According to the duties listed for Marton’s position, he was responsible for the overall management of the BitLicense applications process, examinations and ongoing supervision of BitLicensees.
The BitLicenses give the state agency oversight over a wide range of crypto organizations, including crypto exchanges and others that issue new cryptocurrency. Many in the industry have criticized the permits for being too strict and difficult to acquire.
Under Harris and Marton, the agency has approved only six BitLicenses in the past year. It’s also handed down a handful of crypto enforcement actions, including against companies like Coinbase and Robinhood for violating anti-money laundering laws.

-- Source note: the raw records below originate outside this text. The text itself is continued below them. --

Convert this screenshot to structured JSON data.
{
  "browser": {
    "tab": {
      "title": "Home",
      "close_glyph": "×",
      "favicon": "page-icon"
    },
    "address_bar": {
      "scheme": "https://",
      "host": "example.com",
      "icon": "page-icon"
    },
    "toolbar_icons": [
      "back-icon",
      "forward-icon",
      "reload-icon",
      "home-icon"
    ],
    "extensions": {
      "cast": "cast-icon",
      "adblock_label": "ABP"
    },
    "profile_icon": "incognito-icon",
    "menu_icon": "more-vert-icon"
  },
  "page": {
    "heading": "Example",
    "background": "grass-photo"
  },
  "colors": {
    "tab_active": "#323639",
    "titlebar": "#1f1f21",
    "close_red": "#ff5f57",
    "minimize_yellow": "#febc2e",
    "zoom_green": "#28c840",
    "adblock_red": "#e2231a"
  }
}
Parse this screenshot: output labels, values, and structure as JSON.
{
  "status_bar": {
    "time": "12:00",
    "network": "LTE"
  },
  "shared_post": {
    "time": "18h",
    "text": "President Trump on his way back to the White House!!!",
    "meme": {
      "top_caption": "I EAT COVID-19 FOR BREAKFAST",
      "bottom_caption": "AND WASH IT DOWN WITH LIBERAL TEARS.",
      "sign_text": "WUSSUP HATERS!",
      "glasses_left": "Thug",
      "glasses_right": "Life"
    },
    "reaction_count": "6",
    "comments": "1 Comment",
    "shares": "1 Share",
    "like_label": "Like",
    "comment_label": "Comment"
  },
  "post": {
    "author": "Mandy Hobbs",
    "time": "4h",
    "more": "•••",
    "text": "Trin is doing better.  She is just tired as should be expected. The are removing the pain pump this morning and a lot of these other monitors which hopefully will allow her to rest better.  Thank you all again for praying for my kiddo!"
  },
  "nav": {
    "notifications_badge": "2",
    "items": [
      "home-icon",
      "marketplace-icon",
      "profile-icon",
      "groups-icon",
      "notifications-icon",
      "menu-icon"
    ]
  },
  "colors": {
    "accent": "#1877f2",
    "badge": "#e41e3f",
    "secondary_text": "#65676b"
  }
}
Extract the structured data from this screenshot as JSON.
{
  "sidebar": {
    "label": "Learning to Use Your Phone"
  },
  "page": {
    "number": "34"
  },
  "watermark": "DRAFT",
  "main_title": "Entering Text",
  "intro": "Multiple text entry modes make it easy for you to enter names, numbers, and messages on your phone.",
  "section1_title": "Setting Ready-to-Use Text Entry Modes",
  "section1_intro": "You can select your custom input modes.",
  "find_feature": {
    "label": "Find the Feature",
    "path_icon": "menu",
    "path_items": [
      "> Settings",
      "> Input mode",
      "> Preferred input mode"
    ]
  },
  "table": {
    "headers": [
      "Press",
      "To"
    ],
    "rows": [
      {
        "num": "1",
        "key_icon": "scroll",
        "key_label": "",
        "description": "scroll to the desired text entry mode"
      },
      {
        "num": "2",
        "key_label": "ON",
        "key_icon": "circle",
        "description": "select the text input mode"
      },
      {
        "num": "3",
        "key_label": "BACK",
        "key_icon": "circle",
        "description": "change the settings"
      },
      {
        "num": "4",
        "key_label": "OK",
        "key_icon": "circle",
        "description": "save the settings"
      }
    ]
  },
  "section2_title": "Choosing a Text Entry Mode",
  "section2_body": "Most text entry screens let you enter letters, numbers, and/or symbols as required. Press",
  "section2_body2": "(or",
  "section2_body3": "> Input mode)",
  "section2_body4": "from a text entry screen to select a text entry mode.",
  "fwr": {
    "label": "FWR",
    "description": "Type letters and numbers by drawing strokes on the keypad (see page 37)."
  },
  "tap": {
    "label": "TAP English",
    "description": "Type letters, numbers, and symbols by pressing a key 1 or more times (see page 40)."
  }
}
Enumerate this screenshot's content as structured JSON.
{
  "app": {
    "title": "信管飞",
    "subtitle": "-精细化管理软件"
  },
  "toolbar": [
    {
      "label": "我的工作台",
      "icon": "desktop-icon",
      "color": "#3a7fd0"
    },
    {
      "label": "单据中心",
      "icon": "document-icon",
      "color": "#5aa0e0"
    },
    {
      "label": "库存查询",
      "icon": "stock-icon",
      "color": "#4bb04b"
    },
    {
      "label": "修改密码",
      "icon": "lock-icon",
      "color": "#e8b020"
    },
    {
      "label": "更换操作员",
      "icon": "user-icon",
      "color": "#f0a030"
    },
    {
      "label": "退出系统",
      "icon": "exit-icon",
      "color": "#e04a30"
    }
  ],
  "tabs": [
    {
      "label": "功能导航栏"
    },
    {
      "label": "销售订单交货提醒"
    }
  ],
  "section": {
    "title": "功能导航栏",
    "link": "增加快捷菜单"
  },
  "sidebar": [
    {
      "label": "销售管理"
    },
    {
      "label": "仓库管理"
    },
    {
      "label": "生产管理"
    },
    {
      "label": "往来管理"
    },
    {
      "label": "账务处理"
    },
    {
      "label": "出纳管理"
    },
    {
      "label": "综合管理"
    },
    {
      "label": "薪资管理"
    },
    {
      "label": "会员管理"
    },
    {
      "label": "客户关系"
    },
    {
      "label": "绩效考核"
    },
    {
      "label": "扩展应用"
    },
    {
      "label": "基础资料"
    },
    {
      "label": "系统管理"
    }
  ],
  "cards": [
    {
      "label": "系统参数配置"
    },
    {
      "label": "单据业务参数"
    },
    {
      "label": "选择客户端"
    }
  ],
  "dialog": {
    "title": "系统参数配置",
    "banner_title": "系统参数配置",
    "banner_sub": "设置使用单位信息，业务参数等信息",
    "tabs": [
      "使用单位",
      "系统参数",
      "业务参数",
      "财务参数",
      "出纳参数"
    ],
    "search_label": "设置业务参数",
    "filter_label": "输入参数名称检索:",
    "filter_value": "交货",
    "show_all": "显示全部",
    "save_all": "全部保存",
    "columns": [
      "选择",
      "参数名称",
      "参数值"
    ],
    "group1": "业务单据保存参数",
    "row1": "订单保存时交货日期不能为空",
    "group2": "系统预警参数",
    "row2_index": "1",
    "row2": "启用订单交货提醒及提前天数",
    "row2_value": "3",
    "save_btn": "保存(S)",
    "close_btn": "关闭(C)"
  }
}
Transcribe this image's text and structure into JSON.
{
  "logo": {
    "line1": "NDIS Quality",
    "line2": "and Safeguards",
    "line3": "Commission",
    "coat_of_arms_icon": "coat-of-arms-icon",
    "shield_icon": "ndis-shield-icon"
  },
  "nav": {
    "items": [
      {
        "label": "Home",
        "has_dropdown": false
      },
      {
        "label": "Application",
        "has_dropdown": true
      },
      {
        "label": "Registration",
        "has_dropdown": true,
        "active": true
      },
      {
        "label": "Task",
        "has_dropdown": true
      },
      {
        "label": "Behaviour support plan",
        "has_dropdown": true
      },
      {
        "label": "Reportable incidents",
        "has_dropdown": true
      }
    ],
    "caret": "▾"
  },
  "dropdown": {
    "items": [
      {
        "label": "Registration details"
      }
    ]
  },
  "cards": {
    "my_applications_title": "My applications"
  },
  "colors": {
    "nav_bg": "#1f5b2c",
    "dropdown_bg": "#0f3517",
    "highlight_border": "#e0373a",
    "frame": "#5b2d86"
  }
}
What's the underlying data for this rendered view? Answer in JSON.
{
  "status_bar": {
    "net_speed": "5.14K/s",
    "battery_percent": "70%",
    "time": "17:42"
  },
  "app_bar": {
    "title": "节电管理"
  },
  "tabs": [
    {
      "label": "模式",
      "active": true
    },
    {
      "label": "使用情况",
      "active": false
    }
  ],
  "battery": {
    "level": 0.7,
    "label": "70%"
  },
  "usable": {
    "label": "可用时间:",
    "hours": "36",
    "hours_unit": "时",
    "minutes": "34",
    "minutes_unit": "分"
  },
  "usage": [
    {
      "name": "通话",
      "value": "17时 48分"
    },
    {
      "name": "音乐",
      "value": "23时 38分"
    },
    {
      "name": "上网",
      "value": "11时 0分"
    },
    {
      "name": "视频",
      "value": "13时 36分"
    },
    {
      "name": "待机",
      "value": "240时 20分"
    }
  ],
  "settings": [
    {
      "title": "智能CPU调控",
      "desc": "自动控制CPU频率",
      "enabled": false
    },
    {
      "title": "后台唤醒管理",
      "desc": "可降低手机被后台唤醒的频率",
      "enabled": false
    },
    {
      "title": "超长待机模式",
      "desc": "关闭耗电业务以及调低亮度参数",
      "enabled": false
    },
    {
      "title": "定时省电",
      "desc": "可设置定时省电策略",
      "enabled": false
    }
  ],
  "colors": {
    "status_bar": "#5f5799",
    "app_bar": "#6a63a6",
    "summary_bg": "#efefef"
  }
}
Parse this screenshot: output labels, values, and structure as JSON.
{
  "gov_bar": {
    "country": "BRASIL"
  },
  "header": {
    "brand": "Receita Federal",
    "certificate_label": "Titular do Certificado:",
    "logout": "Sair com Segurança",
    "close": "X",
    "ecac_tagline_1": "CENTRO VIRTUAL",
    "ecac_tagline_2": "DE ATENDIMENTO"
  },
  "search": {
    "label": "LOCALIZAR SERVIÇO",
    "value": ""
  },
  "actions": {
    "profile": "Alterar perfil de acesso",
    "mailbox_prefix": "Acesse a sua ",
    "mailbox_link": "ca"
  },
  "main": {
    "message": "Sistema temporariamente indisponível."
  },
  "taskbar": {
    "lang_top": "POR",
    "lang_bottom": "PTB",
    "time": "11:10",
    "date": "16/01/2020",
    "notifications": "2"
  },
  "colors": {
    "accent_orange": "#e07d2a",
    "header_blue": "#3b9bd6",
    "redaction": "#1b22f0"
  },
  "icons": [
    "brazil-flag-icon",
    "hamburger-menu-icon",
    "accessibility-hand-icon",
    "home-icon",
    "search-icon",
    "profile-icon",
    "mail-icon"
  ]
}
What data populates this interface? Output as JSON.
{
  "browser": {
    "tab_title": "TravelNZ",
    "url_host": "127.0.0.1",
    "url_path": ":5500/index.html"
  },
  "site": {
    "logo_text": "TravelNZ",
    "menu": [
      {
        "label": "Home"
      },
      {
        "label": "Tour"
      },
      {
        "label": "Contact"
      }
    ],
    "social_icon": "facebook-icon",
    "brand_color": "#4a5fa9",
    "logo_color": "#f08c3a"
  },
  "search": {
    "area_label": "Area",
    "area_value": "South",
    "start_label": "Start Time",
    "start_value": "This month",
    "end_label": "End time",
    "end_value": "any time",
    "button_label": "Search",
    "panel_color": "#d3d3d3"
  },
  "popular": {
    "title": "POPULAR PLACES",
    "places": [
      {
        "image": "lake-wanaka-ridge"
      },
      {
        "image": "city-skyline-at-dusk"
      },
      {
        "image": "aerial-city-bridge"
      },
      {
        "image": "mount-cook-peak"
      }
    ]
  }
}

Coinbase settled with the department in January, paying a $100 million fine; Robinhood paid a $30 million fine in August 2022.
In March, the regulator took possession of now-defunct Signature Bank, located in New York City and known for being a crypto-friendly institution that collapsed alongside Silvergate and Silicon Valley banks during the regional banking crisis earlier in the year.
The Financial Services Department is advertising Marton’s position on its website with an application deadline of Oct. 9. It is listed as a full-time job with an annual salary range of $162,868 to $201,711.